gt1

“What a piece of work is a man”: the noblest of all God’s creatures, the very essence of grace and beauty, “infinite in faculties”, in action how like an angel“,” in apprehension how like a god” (Hamlet Act 2, scene 2) or…. is he only just an animal endowed with a little reason which he can’t even use properly? Swift wouldn’t have had the smallest doubt in choosing the second option.In the second book of Gulliver’s Travels, there is an episode that well explains his point of view.

gt5Swift’s hero is in front of the King of Brobdingnad (the giants) with the design of acquainting him about all the wonders of English civilization. The king seems to pay great attention to Gulliver’s boast upon the political, cultural, scientifical achievements of his country, but in the end he comments his speech using the following mordant words:“I cannot but conclude the bulk of your natives to be the most pernicious race of little odious vermin that nature ever suffered to crawl upon the surface of the earth“.  It’s clear that Jonathan Swift didn’t share the optimism of an age that believed that modern man could reform society using reason, challenge ideas grounded in tradition and faith and advance knowledge through scientific method. Quite the contrary.

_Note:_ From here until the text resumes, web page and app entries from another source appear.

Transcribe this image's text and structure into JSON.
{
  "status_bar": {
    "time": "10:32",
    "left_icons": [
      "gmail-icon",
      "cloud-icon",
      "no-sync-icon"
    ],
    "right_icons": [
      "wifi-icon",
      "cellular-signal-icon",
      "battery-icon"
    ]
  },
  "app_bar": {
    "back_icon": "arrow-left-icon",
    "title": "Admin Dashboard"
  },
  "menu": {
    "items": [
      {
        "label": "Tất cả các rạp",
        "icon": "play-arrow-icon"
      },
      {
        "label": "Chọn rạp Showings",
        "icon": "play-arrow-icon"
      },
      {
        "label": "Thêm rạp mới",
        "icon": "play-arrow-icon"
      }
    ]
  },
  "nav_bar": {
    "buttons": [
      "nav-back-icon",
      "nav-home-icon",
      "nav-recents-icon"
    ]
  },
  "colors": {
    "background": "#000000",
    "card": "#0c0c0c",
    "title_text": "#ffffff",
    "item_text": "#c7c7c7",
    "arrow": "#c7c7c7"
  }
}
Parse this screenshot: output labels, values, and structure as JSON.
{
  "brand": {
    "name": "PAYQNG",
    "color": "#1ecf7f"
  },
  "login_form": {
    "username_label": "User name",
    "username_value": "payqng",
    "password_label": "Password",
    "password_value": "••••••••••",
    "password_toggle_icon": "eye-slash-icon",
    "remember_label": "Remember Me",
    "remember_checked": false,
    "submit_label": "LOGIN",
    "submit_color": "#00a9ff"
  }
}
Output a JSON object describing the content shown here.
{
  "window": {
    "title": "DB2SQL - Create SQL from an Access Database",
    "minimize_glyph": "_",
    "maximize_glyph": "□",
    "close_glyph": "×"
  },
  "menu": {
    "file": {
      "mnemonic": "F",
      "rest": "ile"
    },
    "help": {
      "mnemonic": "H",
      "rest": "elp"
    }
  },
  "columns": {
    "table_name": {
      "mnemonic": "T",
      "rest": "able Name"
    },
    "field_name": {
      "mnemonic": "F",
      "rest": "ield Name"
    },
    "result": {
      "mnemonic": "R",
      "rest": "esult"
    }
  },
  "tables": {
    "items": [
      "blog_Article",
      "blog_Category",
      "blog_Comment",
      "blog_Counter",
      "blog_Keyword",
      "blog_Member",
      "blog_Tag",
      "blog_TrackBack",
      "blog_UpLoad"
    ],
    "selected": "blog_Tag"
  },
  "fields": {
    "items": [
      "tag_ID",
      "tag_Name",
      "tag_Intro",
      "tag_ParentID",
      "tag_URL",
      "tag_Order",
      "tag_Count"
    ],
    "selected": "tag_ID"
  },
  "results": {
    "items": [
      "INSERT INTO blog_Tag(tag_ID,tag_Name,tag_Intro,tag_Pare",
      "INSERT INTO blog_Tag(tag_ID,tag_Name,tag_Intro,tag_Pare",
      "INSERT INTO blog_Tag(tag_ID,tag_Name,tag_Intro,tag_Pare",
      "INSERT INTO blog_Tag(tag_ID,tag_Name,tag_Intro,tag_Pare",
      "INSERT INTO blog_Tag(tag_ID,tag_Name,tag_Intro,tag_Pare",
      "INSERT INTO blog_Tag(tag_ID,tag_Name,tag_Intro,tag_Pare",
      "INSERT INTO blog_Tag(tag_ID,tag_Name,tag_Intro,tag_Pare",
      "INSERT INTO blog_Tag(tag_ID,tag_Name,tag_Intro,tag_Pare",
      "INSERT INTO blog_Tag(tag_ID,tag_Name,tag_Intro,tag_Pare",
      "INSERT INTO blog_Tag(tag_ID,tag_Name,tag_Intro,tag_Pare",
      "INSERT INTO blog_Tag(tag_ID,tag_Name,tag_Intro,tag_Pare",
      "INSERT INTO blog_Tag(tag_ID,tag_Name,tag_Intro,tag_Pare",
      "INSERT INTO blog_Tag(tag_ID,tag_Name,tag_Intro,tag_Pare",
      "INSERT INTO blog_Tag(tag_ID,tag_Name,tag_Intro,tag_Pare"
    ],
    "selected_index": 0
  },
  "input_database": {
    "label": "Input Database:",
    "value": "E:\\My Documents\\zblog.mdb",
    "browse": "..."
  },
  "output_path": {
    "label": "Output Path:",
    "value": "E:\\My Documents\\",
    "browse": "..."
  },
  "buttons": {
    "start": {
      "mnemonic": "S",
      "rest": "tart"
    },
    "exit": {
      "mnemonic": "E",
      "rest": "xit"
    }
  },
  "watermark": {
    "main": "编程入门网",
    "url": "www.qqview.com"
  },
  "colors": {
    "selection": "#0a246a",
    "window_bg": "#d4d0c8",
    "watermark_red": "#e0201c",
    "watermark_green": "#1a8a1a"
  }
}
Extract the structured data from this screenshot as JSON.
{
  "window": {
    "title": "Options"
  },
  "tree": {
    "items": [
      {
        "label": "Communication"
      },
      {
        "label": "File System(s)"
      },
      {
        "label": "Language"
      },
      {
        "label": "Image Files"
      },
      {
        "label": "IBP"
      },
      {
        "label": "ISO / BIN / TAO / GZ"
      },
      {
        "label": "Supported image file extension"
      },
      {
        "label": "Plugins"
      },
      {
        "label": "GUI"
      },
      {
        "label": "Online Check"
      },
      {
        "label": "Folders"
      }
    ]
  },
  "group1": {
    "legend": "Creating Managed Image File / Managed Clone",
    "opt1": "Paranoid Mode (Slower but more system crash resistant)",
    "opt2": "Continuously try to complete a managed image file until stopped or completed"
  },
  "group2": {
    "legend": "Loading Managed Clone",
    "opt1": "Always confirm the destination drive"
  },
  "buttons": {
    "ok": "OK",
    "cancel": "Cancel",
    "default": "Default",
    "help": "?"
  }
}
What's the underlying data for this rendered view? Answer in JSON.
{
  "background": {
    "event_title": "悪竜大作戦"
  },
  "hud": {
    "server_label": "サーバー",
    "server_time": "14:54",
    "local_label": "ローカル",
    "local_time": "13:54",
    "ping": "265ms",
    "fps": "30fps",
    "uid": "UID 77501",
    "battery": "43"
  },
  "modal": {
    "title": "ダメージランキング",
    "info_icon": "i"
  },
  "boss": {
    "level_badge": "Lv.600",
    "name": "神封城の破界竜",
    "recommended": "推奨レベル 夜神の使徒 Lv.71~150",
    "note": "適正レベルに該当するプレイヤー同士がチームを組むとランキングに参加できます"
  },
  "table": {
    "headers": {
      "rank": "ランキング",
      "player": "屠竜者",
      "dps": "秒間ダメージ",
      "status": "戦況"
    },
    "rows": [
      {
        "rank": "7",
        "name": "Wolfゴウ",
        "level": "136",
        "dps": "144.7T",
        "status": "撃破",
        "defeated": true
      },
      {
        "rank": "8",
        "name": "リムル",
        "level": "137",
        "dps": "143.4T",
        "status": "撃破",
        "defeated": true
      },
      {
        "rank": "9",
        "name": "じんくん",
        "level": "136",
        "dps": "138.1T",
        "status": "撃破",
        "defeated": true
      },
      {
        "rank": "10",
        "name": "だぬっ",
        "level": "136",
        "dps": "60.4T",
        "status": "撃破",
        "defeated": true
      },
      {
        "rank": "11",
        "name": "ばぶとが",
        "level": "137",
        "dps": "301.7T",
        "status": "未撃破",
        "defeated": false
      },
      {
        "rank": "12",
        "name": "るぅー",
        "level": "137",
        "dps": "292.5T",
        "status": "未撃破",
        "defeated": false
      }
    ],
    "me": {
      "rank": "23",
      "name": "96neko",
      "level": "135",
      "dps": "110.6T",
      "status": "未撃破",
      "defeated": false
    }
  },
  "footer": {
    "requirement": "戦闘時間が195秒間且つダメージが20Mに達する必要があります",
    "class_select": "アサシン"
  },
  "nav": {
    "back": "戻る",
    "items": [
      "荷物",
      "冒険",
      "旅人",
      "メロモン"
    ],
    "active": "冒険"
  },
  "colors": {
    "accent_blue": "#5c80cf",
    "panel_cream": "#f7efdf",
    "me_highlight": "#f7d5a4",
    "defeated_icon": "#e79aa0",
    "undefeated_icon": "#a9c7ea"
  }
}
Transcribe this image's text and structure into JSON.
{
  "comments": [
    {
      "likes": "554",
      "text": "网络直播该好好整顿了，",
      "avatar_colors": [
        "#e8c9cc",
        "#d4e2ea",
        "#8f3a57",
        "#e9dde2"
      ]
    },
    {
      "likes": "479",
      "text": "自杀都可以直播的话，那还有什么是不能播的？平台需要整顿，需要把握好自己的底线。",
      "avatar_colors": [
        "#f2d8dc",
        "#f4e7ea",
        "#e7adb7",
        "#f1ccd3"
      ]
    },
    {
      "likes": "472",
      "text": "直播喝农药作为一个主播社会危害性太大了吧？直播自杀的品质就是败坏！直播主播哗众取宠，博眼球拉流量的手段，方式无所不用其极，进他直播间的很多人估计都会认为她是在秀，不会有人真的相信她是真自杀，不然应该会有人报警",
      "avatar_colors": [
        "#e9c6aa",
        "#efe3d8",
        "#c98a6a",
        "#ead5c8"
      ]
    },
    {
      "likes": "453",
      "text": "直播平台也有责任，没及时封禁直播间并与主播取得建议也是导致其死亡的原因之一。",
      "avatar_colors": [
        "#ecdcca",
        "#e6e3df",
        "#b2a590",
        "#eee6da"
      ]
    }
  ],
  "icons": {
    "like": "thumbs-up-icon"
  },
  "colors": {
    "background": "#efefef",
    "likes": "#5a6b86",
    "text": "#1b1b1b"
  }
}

To that “greatness” of the Enlightenment creed, he opposed his idea of the moral “smallness” of man.

gt3Throughout the novel Swift seems to be busy in analysing, dissecting, mortifying man with the only aim of demonstrating his viciousness, ineptitude and ignorance, making him thus meritorious of contempt rather than admiration. His characters are more body than mind and despite their use of reason, they cannot conceal their bestial traits. To convince us of that, he removes that veil of respectability and dignity that seems to characterize modern cultures and, without hiding a certain satisfaction, focuses his attention on those actions (defecating, urinating) or those parts of the body which, for good reasons of propriety, are usually considered taboo. Without that veil man is only a beast, a beast in disguise: a Yahoo.

gt4In Gulliver’s last adventure on the land of the wise horses, he meets the Yahoos, but he stubbornly doesn’t seem to recognize any human traits in them (but we do), even if he meticulously analyzes every single part of their body with scientific zeal, anus included. Gulliver/ Swift shows all his revulsion, lingering on long descriptions which have the aim of exaggerating and distorting, thus making the reader feel the same repugnance. At first he feels “discomposed” at the sight of the Yahoos’ “singular” and “deformed” features, but detail after detail there is a crescendo of unrestrained aversion that makes them become “beast“, “ugly monsters“, “cursed brood“. The act of defecating on Gulliver’s head is the ultimate proof of the degradation of the Yahoos/men, who don’t seem to feel the shame of their actions. But when after a while Gulliver bumps into the wise horses, they see only a Yahoo with clothes on: a beast in disguise.